Precautions to Promote Safety
There are certain precautions contractors should take to further minimize challenges and/or reduce the risks of operating in tight conditions and around obstacles, both indoors and outdoors.
“The first step to executing safe and productive work is to plan!” says Hailey. “Make sure there is familiarity and understanding of the work that needs to be done, who is going to do it and what materials and equipment are involved.”
Before any job starts, the operator should understand the work area conditions, be trained and familiarized with the equipment and be aware of any risks. “Even as aerials become more and more sophisticated, the onus is on the operator to properly assess the working area and avoid unnecessary risks,” Hailey emphasizes.
“Familiarize yourself with the specific machine you are operating, and identify not only how the machine operates, but also know its capabilities and limitations,” Connolly adds.

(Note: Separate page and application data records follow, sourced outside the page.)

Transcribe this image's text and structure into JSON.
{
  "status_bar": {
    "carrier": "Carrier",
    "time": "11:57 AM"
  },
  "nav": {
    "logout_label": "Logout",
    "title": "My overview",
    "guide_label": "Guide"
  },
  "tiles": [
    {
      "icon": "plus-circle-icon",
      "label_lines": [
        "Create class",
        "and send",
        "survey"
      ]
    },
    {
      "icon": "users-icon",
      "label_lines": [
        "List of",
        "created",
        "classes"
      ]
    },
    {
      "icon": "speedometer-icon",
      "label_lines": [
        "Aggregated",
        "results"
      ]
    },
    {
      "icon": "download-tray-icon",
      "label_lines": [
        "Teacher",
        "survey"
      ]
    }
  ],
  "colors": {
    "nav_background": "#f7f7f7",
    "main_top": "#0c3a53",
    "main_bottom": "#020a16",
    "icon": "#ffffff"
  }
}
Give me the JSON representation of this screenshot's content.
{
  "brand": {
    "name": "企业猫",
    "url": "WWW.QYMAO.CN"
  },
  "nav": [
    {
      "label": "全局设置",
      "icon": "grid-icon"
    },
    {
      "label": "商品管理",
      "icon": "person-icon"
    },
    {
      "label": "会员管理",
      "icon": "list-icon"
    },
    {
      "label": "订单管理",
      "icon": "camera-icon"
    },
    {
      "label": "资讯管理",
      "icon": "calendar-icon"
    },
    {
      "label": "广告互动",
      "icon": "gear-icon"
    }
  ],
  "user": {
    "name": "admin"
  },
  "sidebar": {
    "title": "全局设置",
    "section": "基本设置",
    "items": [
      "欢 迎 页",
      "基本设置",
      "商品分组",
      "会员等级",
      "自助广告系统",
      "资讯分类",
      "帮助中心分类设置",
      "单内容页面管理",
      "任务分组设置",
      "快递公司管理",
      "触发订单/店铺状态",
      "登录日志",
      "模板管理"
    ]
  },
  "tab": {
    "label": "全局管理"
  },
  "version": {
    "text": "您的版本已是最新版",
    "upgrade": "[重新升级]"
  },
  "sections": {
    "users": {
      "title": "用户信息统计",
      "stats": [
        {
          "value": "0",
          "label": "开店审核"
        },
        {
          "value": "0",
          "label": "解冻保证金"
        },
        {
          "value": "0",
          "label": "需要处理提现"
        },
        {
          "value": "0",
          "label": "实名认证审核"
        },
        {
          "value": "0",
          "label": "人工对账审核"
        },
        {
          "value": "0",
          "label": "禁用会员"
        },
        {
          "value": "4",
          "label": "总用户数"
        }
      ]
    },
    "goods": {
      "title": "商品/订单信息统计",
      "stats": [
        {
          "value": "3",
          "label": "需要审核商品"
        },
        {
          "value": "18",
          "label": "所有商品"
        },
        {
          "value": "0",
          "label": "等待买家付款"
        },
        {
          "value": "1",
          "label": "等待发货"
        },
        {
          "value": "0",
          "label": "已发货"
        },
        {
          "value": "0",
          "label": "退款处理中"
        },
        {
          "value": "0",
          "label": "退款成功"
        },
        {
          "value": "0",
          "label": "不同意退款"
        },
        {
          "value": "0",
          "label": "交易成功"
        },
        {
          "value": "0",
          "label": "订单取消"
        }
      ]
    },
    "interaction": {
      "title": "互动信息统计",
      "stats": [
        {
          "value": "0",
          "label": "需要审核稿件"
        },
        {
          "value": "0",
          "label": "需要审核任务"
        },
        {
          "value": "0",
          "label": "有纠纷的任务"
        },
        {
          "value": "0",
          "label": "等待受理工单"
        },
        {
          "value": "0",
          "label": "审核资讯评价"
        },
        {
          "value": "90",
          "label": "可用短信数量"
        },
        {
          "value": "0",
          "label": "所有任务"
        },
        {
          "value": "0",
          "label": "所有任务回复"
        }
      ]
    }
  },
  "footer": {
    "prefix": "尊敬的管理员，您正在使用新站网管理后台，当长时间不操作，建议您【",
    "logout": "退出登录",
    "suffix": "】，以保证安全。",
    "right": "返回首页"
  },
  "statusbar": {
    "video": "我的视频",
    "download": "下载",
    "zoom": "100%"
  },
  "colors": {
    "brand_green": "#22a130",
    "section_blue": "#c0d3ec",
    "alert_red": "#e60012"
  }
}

“Operators should take full advantage of operator training that is provided by the manufacturer’s training center, the rental house or whomever provided the aerial work platform,” Kreutzwiser advises. “In addition, before operating in tight quarters or congested jobsite conditions, any operator must practice operating the controls on the machine he/she will be using until he/she is confident and competent with the product.”
Aerial work platforms are the safest means to access temporary work at height, Groat asserts, providing a risk assessment is performed, the correct machine is selected for the task, the machine is operated by a trained and familiarized operator and the work is supervised and monitored for compliance to the standards and requirements of the manufacturer.
“I would be remiss if I did not state that any operation must be under the supervision of a qualified person and operation of the aerial work platform performed by personnel trained and familiarized according to the requirements of the ANSI A92 standards,” he states. He notes that new ANSI A92 standards will be published in early 2017 that will require supervisor training and clear requirements for operator training.